Brokerage HSBC expects “Vodafone Group Plc and Idea’s promoter Aditya Birla Group will end up with 37.5% each” in the merged entity, while analysts at Credit Suisse peg their initial respective shareholdings at 39% each, both on the assumption that the Birlas will infuse sizeable equity capital in the combined entity to level its stake with Vodafone’s. Brokerage Credit Suisse estimates that the Birla group’s requisite equity infusion into the Vodafone-Idea merged entity could range between “$2.39 billion and $3.72 billion, depending on Idea’s stock price”.
The Aditya Birla Group though faces a Catch-22 situation, in that the more its stock price jumps amid ongoing merger talks, the more it would need to cough up to ensure shareholding parity with Vodafone. In a little over two weeks, the Idea scrip has shot up nearly 62% from Rs 67.5 (on January 18) to Rs 109.20 on BSE on February 3.
At Rs 77 per share for Idea, the Birla Group would need to put in nearly $2.4 billion to keep its stake at 39%; at Rs 100, $3.1 billion; at Rs 110, $3.4 billion; and at Rs 120, $3.72 billion, according to Credit Suisse estimates. It added that the high equity infusion may lead to some questioning of “the deal logic from the group’s perspective”.
Idea’s minority shareholders, including Malaysia’s Axiata, analysts said, would own the remaining stake. In case of an initial structure of 39% each, Vodafone and Aditya Birla Group would need to bring it down to 37.5% each to conform to rules which require minority shareholders in a listed entity to hold a minimum 25%.

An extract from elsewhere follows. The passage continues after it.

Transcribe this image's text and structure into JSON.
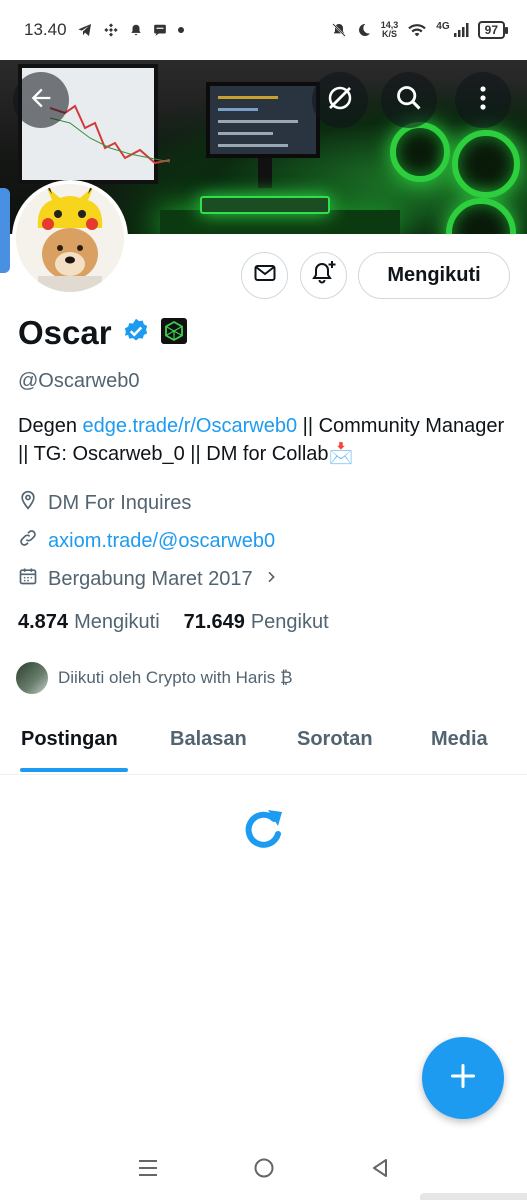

As per the shareholders’ pact, Axiata has the right to keep its holding at around the current levels, in case of an issue of shares by the Indian telco.
A Vodafone Group Plc spokesman said the company “has nothing further to say at this stage” (beyond the January 30 announcement), and would not be commenting to ET’s queries. Queries to Idea Cellular and Axiata did not elicit a response at press time.
Industry insiders added that a strategic investor option could also be on the table to bridge the valuation gap with Vodafone, which has more users and revenue than Idea, which is more efficiently run and has been growing faster. An industry executive added that the advent of a strategic investor would make it easier for the UK company to justify its equal rights merger strategy to shareholders, despite being the larger entity.
Analysts at HSBC suggest that another possible solution could be Vodafone picking up a higher stake but agreeing to let the Birla group have equal control over the merged operation. Brokerage Credit Suisse, however, feels such a pact “would be difficult to justify economically”.
Vodafone and the Birla group said on January 30 that they were in talks to merge Vodafone India, excluding its stake in Indus, and Idea in an allshare transaction that would create the country’s largest mobile phone company by subscribers and revenue market share if the deal goes through. Vodafone also said a merger would be effected through the issue of new shares in Idea to Vodafone, which would result in the UK telco separating its India unit.
Vodafone Group CEO Vittorio Colao subsequently said merger talks with Idea’s promoters were aimed at creating a self-funded Indian joint venture with equal rights to take on the competitive threat posed by Reliance Jio Infocomm, led by India’s richest man, Mukesh Ambani.
Jio’s free voice and data services have already hit market leader Bharti Airtel, which reported a 55% fall in its third-quarter net profit to Rs 504 crore. Vodafone India reported a 1.9% drop in service revenue in the December quarter to Rs 10,556 crore, stung by competitive headwinds. No 3 carrier Idea too is expected to fare poorly in the December quarter, with some analysts estimating its first ever net loss.